The answer must be a single number: the count of lines in the records below that contain the word "with".

[Data to process — start]

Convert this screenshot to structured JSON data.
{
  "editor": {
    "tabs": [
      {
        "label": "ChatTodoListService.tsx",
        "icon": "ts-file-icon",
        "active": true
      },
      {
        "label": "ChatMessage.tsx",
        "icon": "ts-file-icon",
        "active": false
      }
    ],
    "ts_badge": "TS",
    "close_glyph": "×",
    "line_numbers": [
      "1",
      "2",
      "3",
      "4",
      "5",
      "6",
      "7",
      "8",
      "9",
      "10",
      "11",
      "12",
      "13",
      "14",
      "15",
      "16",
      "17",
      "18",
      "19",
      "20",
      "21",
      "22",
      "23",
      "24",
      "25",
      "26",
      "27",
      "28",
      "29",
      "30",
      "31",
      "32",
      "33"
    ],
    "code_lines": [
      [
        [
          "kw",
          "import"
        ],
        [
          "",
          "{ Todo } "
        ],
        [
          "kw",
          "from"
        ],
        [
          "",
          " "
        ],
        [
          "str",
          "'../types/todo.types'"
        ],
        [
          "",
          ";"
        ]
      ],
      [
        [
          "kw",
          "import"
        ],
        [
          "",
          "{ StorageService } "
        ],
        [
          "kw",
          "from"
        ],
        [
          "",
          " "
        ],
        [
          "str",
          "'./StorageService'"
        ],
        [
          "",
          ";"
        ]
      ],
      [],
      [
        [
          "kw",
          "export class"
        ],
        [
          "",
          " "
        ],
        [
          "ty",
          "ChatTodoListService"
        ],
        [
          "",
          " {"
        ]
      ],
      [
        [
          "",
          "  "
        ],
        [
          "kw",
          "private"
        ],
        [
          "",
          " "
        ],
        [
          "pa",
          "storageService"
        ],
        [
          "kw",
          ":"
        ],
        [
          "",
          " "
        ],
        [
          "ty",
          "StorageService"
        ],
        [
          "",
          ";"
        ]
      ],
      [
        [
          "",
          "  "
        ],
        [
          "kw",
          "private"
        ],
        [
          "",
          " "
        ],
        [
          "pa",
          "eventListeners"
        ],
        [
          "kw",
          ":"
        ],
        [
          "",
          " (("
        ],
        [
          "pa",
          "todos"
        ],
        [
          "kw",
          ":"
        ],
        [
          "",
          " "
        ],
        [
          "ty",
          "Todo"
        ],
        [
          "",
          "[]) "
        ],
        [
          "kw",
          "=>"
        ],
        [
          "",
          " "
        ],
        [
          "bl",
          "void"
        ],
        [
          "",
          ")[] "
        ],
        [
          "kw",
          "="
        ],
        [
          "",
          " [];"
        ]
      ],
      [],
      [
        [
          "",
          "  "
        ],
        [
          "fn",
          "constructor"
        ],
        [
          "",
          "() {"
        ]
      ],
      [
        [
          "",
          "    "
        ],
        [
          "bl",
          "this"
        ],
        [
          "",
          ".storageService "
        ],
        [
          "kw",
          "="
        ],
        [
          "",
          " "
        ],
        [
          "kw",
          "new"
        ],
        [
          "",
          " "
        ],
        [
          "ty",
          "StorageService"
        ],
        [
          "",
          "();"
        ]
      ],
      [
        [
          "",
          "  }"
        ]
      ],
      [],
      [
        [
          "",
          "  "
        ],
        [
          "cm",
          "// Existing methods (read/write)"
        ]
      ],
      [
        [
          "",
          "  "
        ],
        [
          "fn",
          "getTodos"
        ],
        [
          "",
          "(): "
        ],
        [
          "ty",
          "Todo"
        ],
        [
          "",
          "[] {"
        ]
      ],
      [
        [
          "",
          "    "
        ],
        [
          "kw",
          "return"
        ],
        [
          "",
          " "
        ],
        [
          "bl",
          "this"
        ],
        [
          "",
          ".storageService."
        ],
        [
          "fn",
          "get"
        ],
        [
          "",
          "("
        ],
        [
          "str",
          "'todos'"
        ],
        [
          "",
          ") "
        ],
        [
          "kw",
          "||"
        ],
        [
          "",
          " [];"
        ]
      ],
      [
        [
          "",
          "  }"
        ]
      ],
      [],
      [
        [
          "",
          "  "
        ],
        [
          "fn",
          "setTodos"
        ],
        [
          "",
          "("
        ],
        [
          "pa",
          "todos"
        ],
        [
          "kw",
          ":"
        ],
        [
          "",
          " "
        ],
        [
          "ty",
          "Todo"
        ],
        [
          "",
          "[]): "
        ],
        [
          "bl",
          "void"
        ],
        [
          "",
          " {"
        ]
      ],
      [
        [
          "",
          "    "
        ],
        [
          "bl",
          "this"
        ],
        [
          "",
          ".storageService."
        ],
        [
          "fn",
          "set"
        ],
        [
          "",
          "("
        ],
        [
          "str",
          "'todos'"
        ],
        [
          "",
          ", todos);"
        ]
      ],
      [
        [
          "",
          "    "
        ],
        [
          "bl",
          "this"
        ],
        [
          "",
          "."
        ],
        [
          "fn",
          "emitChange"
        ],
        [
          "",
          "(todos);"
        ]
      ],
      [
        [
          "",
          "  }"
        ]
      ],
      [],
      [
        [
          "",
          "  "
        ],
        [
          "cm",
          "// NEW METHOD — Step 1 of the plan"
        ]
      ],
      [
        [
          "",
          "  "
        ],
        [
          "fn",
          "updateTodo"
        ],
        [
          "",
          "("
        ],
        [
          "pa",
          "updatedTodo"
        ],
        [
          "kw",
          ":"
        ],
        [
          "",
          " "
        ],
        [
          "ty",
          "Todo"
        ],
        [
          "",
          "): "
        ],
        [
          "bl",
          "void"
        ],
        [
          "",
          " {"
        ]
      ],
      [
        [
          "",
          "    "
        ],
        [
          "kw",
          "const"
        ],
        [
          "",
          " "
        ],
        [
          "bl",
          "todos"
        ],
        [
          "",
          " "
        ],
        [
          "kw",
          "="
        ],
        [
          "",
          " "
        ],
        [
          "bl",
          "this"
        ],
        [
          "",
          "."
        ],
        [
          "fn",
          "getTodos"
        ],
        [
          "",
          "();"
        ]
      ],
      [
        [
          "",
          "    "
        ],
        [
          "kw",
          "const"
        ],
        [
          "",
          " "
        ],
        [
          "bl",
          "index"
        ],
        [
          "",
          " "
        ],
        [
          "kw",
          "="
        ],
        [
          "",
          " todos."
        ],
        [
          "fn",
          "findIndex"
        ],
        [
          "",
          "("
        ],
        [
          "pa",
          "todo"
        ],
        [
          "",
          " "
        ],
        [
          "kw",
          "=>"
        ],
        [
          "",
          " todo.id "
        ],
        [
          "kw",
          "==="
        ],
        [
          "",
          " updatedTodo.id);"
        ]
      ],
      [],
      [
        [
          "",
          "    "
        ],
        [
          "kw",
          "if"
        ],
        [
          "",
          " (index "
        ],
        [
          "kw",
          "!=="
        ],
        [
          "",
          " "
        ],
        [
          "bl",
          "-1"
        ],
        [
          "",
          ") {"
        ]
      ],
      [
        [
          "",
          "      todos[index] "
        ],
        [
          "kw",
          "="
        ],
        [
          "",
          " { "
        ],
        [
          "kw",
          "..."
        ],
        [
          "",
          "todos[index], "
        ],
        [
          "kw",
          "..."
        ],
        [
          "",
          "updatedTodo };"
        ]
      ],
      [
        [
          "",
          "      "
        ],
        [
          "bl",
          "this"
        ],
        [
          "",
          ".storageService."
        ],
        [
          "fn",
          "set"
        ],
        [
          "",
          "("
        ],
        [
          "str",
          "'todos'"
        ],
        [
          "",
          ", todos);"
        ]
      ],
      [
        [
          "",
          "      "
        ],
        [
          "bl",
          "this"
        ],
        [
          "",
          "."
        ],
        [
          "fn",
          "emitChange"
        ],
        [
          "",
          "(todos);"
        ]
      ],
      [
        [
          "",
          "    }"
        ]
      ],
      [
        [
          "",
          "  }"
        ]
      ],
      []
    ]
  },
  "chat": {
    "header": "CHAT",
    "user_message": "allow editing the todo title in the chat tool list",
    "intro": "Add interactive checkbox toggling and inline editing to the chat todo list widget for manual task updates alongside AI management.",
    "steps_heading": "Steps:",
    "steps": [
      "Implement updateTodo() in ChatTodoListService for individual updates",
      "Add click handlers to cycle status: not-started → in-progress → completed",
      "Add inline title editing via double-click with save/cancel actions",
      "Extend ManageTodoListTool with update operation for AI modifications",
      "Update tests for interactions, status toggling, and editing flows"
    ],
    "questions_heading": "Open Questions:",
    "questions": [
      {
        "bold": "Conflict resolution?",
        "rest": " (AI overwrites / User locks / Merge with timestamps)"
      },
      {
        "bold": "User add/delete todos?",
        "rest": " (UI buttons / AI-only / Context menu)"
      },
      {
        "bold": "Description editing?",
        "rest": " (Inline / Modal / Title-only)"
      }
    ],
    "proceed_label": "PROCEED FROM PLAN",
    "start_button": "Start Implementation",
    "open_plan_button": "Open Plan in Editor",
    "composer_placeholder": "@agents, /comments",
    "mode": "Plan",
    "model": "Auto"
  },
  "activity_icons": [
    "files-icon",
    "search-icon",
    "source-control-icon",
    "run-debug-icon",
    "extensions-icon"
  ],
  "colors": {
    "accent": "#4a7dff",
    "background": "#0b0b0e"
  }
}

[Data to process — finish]

### Exercise result
3